§ **Dataset rows for apps and sites**
● ● ● ●

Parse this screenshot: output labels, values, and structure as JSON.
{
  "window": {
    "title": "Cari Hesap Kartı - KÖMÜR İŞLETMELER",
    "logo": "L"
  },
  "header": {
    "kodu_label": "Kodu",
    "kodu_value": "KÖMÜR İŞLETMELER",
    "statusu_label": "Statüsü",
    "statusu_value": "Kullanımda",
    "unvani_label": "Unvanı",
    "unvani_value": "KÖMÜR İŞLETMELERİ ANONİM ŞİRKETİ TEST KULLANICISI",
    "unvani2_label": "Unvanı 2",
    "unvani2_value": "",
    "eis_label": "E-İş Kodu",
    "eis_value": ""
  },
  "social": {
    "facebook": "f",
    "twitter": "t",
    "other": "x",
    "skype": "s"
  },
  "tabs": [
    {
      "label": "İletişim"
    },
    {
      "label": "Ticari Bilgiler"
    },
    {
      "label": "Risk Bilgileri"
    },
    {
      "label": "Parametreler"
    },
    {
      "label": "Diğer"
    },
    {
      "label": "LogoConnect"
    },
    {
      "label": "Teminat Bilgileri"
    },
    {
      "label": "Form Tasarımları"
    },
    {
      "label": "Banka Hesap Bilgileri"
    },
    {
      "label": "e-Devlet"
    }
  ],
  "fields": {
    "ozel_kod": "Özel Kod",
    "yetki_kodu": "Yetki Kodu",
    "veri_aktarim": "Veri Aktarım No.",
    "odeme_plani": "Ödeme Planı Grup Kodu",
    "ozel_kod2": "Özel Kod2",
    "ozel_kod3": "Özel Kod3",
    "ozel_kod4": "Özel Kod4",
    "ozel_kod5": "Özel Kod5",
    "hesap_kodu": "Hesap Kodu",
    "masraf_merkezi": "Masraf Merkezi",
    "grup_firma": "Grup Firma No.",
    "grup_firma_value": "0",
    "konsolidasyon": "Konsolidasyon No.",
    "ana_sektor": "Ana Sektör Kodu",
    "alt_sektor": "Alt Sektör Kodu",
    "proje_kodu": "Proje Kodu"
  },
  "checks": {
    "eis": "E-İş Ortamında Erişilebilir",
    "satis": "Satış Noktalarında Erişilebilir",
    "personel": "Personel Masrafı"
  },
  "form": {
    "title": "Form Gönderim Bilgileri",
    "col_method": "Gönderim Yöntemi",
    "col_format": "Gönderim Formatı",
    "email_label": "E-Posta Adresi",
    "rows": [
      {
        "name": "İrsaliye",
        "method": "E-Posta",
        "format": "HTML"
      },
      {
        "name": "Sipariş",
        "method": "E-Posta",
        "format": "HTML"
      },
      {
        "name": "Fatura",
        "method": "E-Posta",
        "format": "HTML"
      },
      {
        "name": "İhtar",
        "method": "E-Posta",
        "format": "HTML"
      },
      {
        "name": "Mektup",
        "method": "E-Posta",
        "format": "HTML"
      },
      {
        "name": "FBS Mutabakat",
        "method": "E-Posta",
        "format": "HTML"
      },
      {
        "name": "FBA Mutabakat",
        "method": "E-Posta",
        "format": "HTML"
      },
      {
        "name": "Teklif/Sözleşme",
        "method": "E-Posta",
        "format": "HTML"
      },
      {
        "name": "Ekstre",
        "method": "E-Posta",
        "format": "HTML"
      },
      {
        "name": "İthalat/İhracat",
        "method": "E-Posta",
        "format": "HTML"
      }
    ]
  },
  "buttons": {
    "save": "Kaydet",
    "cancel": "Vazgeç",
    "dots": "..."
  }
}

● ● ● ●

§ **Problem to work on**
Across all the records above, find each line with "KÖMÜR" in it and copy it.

§ **Result of the task**
    "title": "Cari Hesap Kartı - KÖMÜR İŞLETMELER",
    "kodu_value": "KÖMÜR İŞLETMELER",
    "unvani_value": "KÖMÜR İŞLETMELERİ ANONİM ŞİRKETİ TEST KULLANICISI",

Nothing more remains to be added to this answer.